Do financial institutions want to have a good reputation? If so, how can managers ensure that customers are treated fairly and that their complaints are answered in a timely manner?
A majority of economists expect the national unemployment rate to stay above 6 percent until 2015 or later. Thirty-two private, corporate, and academic economists were surveyed by the Associated Press for its Economy Survey. (See the graphic below.) Under the Employment Act of 1946, full employment is defined as an unemployment rate of 4 percent. However, economists consider "normal" unemployment to be between 5 and 6 percent. That's because millions of Americans have become discouraged looking for work and have given up looking for a job. They are no longer counted as unemployed.
Many states are encouraging the unemployed to go to Alison.com to "up-skill" themselves. They want evidence that unemployed people receiving benefits are taking active steps to improve their job prospects. Alison is short for Advanced Learning Interactive Systems Online. It is the brainchild of Michael Feerick, an Irishman. Over 400 courses are offered for free. Courses include those developed by Stanford and MIT. Employers can check the skills of job applicants who say they've taken and mastered an Alison course by asking the applicant to take a "flash test." The applicant logs on, takes a quiz from the course material of randomly selected questions, and passes or fails. Even though courses are free, Alison charges $30 for a certificate or diploma. A diploma printed on parchment costs $120. (See attached file.)
How do Alison credentials compare to those of college graduates? How do credentials change as education goes online?
Courtesy Stone Temple Consulting
With trillions of pages on the Web, managers want to make sure that their company's Web site is found. The infographic above depicts the massive numbers involved with indexing and searching the Web. How can managers ensure that their company's Web pages are found? Do you take search for granted?
This video post is part of Sullivision on NRN.com, a resource center for restaurants looking for service, leadership and sales-building techniques from industry expert and NRN columnist Jim Sullivan.
Two common enemies of training are (1) in the classroom - preoccupation or distraction and; (2) outside the classroom - habit. Managers must engage the team members so that they are active learners. The biggest enemy of training outside the classroom is habit. It takes at least 21 days of different behavior to change a habit. For example, try reversing the order of the way you usually fold your arms or fingers. It feels strange - just like trying to learn something new. Reinforce new training by teaching it each and every day.Read more: http://nrn.com/article/two-enemies-training-restaurant-employees?NL=NRN-03&Issue=NRN-03_20120702_NRN-03_524&YM_RID=&utm_source=MagnetMailfirstname.lastname@example.org&utm_content=NRN-News-NRNam-07-02-12`email`&YM_MID=`mmid`#ixzz1zTWYdn1f

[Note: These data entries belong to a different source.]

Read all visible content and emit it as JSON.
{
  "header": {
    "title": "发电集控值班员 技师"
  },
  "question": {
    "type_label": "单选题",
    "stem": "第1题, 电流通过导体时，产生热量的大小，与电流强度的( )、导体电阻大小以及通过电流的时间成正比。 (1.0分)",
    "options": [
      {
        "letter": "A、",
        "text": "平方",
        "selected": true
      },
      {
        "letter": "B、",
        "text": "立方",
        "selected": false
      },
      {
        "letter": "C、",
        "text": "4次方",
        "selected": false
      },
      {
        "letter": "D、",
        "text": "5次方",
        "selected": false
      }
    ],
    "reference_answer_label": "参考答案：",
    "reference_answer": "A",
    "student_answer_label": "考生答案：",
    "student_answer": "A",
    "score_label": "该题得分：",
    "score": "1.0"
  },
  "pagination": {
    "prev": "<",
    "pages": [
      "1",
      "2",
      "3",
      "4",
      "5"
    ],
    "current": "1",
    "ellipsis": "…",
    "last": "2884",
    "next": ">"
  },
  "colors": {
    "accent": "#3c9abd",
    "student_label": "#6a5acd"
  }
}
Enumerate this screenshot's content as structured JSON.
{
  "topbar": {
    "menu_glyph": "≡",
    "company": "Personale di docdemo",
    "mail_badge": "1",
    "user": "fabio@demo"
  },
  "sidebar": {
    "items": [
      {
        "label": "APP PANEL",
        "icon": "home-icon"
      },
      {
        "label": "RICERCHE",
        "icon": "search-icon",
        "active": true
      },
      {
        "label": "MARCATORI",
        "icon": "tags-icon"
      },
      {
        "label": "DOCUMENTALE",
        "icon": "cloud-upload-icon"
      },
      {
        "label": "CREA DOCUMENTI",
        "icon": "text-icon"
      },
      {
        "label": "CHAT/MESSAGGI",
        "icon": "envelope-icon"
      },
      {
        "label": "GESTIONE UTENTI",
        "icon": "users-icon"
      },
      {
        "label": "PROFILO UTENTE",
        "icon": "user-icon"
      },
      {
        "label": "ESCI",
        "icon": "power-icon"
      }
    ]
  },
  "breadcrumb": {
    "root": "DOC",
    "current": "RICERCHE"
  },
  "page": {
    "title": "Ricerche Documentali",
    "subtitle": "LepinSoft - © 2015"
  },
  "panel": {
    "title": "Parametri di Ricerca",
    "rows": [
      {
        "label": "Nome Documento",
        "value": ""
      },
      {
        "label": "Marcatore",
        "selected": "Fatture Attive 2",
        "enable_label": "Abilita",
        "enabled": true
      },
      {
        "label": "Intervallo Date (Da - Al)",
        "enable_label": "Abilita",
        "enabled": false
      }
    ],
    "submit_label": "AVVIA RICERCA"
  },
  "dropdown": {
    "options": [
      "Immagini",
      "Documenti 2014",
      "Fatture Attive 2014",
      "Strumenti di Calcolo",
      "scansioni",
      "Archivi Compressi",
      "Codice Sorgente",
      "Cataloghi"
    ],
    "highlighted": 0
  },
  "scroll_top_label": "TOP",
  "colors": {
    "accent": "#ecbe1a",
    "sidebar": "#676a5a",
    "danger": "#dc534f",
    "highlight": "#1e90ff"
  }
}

How do you like to learn? What methods keep you engaged in the classroom? On the job?